It is important that you are honest with your lawyer as their advice will depend on the information you give them.
After listening to you, your lawyer will give you some advice. Sometimes it may be difficult for your lawyer to give you legal advice straight away. They may need to do some research and give you advice later.
Your lawyer has a duty to advise you of all your options. You should consider the advice your lawyer gives you, however, the final decision about what you want to do, will be yours.
If you don't understand what they have told you, you should tell them.
While your lawyer has a duty to act on your instructions, your lawyer cannot do anything illegal when following your instructions. Your lawyer also has an ethical obligation not to mislead the court or waste the court's time.
Most conversations with your lawyer will be confidential, which means that a lawyer cannot discuss your matter with anyone including the police or the court without your permission.
There are some situations where your lawyer may tell someone information about you or your case. For example, where:
A lawyer cannot work for you if:
If a lawyer does any of the above, this could be a 'conflict of interest'.
If the lawyer finds out about a conflict of interest, they should let you know. If you think your lawyer may have a conflict of interest, you should discuss this with them.
When doing work for you, your lawyer has a duty to communicate carefully and efficiently. Your lawyer should give you regular updates about the progress of your matter.
Your lawyer should always be honest with you, and your best interests should always be your lawyer's main concern. However, lawyers cannot act illegally or unethically. Your lawyer should tell you their opinion about the strengths and weaknesses of your case, and whether they think you have 'reasonable prospects of success'. This means whether you have a good chance of winning your case.
If you think your lawyer has not been honest or has put the interests of others, including their own, before yours, you can make a complaint.
Your lawyer should have experience in the area of law your case falls within.
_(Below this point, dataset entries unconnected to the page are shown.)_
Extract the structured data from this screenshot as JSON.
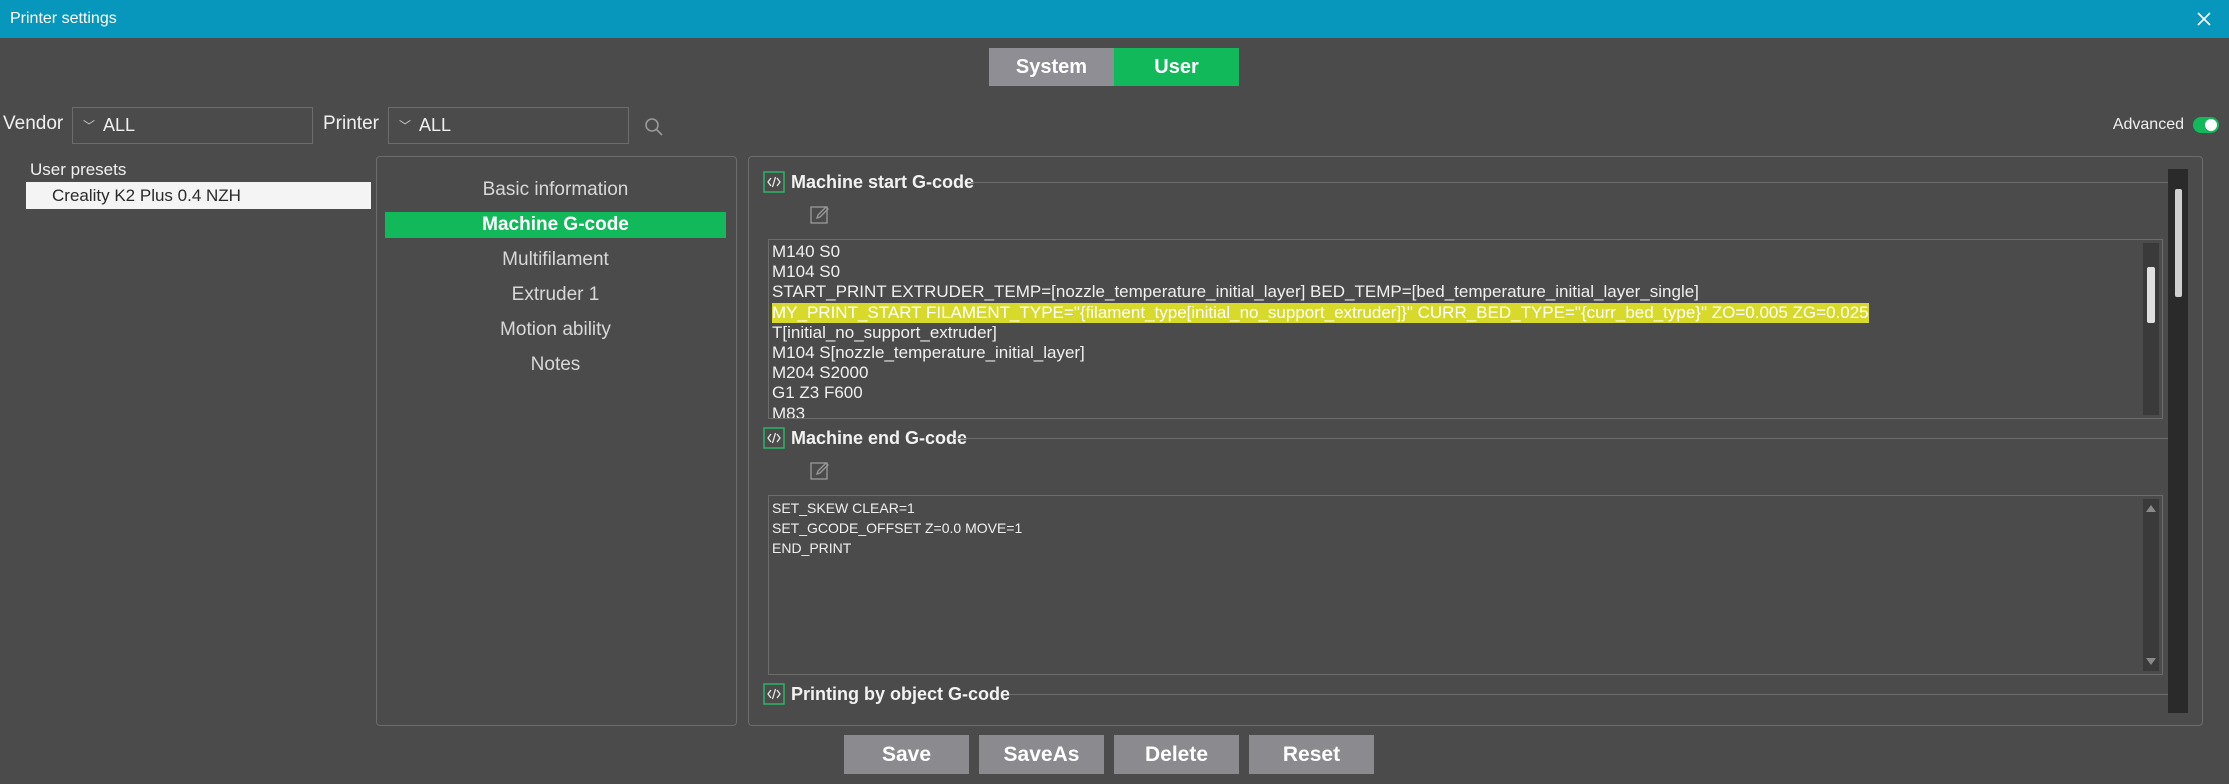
{
  "window": {
    "title": "Printer settings",
    "close_icon": "close-icon"
  },
  "mode_toggle": {
    "system_label": "System",
    "user_label": "User",
    "active": "User",
    "active_color": "#12b95a"
  },
  "filters": {
    "vendor_label": "Vendor",
    "vendor_value": "ALL",
    "printer_label": "Printer",
    "printer_value": "ALL",
    "search_icon": "search-icon"
  },
  "advanced": {
    "label": "Advanced",
    "enabled": true
  },
  "presets": {
    "heading": "User presets",
    "items": [
      {
        "label": "Creality K2 Plus 0.4 NZH",
        "selected": true
      }
    ]
  },
  "tabs": [
    {
      "label": "Basic information",
      "active": false
    },
    {
      "label": "Machine G-code",
      "active": true
    },
    {
      "label": "Multifilament",
      "active": false
    },
    {
      "label": "Extruder 1",
      "active": false
    },
    {
      "label": "Motion ability",
      "active": false
    },
    {
      "label": "Notes",
      "active": false
    }
  ],
  "sections": {
    "start": {
      "title": "Machine start G-code",
      "lines": [
        "M140 S0",
        "M104 S0",
        "START_PRINT EXTRUDER_TEMP=[nozzle_temperature_initial_layer] BED_TEMP=[bed_temperature_initial_layer_single]",
        "MY_PRINT_START FILAMENT_TYPE=\"{filament_type[initial_no_support_extruder]}\" CURR_BED_TYPE=\"{curr_bed_type}\" ZO=0.005 ZG=0.025",
        "T[initial_no_support_extruder]",
        "M104 S[nozzle_temperature_initial_layer]",
        "M204 S2000",
        "G1 Z3 F600",
        "M83"
      ],
      "highlighted_line": 3
    },
    "end": {
      "title": "Machine end G-code",
      "lines": [
        "SET_SKEW CLEAR=1",
        "SET_GCODE_OFFSET Z=0.0 MOVE=1",
        "END_PRINT"
      ]
    },
    "by_object": {
      "title": "Printing by object G-code"
    }
  },
  "buttons": {
    "save": "Save",
    "save_as": "SaveAs",
    "delete": "Delete",
    "reset": "Reset"
  }
}
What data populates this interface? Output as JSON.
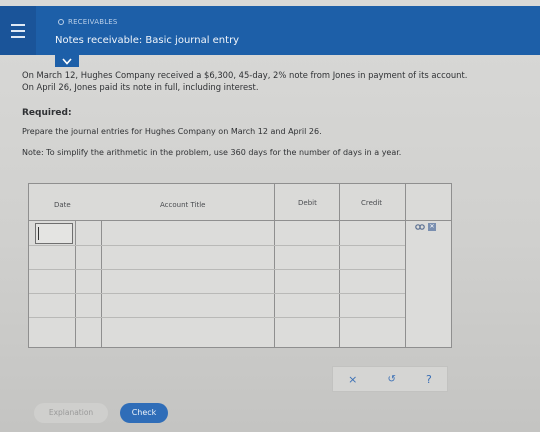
{
  "header": {
    "topic": "RECEIVABLES",
    "title": "Notes receivable: Basic journal entry"
  },
  "problem": {
    "line1": "On March 12, Hughes Company received a $6,300, 45-day, 2% note from Jones in payment of its account.",
    "line2": "On April 26, Jones paid its note in full, including interest.",
    "required_label": "Required:",
    "instruction": "Prepare the journal entries for Hughes Company on March 12 and April 26.",
    "note": "Note: To simplify the arithmetic in the problem, use 360 days for the number of days in a year."
  },
  "journal": {
    "columns": [
      "Date",
      "Account Title",
      "Debit",
      "Credit"
    ]
  },
  "actions": {
    "clear": "×",
    "undo": "↺",
    "help": "?"
  },
  "buttons": {
    "explanation": "Explanation",
    "check": "Check"
  },
  "colors": {
    "header": "#1d5fa8",
    "accent": "#2f6db8"
  }
}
If you are unsure, you should ask your lawyer how long they have been practising in the area, or how many cases similar to yours they have been involved in.
Office of the Legal Services Commissioner Fact sheet 15: Hiring a Legal Practitioner